■ **What is expected**: In the records that follow, find each line with the word "clock" and copy it.
━━━━
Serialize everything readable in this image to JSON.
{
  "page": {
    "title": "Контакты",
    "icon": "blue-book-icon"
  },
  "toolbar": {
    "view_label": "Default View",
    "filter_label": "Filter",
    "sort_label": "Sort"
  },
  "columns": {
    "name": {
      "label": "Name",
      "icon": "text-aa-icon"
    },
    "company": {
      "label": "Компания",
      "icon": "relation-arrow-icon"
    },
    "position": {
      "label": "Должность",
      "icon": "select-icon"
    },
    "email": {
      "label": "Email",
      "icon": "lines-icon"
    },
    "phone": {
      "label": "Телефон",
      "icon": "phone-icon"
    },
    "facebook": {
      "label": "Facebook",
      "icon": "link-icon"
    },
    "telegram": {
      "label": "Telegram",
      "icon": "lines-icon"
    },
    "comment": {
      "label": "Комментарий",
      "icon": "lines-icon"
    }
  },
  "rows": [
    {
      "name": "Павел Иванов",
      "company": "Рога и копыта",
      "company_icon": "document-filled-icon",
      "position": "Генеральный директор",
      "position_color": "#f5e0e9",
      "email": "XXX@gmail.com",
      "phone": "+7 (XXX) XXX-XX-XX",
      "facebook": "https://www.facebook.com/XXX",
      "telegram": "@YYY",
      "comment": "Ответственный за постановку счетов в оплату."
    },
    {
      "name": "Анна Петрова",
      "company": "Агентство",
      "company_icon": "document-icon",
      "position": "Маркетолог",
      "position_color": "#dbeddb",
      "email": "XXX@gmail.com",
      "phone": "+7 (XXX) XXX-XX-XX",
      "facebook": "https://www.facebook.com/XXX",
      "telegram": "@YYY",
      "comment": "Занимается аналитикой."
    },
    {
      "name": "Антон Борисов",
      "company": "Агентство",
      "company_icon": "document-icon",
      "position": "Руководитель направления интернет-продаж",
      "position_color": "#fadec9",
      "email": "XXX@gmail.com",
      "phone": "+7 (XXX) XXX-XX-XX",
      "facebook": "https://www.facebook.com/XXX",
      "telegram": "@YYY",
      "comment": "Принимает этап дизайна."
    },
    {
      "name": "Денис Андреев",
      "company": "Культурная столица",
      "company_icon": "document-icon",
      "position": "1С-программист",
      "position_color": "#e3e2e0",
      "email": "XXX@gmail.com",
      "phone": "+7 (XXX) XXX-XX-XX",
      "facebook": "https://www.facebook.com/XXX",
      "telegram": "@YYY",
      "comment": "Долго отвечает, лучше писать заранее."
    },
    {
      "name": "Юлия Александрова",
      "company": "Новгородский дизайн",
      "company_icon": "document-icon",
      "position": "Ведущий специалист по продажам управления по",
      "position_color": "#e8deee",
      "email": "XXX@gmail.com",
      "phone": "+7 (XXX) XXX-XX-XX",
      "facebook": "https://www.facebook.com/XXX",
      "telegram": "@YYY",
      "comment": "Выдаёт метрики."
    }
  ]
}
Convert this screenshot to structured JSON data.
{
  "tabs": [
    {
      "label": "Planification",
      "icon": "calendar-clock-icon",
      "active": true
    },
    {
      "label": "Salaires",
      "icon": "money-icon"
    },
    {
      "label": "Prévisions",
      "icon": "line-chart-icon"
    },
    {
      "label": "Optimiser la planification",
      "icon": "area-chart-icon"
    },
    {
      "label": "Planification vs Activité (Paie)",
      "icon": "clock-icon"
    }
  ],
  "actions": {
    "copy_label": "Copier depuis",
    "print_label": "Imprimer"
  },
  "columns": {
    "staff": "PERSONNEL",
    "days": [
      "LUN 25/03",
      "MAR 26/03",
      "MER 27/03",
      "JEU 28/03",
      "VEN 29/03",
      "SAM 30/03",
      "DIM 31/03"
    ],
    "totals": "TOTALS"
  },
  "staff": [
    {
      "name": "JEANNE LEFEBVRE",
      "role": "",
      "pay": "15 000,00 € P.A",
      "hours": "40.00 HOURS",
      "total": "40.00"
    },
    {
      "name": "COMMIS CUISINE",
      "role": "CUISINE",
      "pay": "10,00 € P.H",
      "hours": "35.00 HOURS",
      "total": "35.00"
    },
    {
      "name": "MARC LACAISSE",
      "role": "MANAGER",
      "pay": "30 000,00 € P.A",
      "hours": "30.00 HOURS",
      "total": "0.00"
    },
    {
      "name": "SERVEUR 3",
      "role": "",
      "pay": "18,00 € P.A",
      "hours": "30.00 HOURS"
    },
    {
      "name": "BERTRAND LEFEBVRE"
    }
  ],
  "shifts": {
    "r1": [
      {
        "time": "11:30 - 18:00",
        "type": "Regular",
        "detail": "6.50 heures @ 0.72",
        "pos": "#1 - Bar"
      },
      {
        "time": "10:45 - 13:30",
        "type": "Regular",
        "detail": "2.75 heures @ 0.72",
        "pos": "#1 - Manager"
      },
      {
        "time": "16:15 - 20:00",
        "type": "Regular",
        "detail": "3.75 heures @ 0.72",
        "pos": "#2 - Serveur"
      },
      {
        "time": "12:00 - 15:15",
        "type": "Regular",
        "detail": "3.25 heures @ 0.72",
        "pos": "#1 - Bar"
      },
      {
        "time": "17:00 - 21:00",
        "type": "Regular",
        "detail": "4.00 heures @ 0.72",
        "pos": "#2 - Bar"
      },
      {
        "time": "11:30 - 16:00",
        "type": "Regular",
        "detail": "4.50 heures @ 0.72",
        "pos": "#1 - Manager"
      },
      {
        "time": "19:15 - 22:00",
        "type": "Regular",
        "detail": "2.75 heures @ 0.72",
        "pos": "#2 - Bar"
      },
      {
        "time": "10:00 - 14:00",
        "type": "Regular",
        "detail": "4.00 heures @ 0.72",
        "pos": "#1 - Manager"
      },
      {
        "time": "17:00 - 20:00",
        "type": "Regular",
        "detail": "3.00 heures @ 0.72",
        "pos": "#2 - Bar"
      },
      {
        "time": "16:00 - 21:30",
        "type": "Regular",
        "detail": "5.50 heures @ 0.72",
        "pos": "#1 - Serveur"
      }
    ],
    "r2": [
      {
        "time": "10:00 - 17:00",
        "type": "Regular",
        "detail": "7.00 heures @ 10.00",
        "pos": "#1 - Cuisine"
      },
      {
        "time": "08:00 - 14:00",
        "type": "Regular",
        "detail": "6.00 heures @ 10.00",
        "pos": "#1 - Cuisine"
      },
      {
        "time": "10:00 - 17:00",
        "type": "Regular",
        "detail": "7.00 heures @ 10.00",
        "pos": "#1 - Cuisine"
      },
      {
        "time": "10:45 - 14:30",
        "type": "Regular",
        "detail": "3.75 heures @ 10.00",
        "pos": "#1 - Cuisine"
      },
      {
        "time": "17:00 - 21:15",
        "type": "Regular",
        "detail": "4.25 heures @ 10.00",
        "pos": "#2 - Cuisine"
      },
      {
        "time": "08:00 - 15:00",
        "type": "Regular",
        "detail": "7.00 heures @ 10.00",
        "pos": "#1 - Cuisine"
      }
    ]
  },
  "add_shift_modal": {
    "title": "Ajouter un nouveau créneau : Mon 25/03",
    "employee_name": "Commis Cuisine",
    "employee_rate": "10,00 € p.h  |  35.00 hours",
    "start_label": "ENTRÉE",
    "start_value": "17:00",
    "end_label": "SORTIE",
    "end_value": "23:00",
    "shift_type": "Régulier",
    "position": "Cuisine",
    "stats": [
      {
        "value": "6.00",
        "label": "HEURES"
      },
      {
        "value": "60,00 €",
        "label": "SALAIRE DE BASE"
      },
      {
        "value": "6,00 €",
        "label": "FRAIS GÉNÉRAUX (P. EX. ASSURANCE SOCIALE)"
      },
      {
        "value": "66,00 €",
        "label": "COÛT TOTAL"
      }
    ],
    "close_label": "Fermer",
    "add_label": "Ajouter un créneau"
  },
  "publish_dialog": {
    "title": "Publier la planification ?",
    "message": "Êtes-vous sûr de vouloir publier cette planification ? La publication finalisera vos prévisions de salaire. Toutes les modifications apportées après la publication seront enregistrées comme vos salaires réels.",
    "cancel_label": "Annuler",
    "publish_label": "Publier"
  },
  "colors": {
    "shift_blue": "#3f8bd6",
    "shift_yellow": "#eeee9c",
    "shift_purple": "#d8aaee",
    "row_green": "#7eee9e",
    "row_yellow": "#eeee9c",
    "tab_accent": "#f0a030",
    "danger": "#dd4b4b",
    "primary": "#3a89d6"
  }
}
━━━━
■ **Response area**:
      "icon": "calendar-clock-icon",
      "icon": "clock-icon"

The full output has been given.